Extract every line from the records below that contains the word "Pending".
Start of DATASET RECORDS
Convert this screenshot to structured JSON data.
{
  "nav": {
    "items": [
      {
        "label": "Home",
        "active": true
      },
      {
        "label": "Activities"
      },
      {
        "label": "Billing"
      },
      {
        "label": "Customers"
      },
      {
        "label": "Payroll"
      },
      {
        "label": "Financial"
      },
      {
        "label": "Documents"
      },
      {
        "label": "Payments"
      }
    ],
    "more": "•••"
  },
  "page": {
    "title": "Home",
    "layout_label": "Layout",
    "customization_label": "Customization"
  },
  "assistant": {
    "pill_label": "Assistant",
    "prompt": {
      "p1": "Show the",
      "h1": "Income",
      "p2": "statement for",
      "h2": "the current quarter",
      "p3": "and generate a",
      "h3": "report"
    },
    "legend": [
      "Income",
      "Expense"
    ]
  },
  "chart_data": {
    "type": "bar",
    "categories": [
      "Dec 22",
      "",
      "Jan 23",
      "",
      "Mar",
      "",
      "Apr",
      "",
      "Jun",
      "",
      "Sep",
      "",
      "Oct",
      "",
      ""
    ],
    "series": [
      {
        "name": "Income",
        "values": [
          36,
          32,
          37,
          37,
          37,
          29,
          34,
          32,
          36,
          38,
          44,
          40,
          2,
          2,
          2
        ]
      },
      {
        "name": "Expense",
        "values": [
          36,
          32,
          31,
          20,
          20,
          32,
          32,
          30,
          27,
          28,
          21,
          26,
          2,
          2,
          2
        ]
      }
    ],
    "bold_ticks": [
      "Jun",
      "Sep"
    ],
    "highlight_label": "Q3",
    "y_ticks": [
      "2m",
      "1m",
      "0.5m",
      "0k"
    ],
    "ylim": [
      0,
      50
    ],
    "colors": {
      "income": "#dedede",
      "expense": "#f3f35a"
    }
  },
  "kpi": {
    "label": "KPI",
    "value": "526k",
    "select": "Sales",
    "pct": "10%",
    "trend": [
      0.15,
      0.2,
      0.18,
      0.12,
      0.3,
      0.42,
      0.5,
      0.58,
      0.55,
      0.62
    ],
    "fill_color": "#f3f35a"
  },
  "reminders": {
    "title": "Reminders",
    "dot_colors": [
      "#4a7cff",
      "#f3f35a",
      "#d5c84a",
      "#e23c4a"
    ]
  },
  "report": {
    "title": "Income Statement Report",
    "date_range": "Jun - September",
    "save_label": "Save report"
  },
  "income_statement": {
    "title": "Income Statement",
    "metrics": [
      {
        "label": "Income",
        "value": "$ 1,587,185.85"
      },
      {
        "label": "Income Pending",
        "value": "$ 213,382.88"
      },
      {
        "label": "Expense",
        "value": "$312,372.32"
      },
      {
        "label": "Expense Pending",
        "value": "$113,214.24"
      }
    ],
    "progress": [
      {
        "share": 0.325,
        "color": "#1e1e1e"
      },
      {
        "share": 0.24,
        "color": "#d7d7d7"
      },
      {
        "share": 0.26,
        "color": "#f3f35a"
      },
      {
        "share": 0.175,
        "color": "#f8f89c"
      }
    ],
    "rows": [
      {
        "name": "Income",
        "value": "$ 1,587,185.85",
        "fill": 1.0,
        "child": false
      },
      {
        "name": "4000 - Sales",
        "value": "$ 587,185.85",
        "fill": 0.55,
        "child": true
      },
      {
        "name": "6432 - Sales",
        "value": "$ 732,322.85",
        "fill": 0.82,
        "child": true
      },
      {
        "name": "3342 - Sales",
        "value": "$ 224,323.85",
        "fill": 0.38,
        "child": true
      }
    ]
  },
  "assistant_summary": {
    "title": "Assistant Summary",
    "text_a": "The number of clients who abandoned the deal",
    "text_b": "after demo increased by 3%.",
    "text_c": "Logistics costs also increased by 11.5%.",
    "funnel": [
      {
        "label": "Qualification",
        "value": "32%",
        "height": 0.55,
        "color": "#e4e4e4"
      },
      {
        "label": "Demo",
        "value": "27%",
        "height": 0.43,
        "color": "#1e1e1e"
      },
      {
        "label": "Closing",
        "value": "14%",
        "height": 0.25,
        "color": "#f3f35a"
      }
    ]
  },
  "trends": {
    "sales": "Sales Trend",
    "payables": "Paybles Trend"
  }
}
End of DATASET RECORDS
> **TASK RESULT**
        "label": "Income Pending",
        "label": "Expense Pending",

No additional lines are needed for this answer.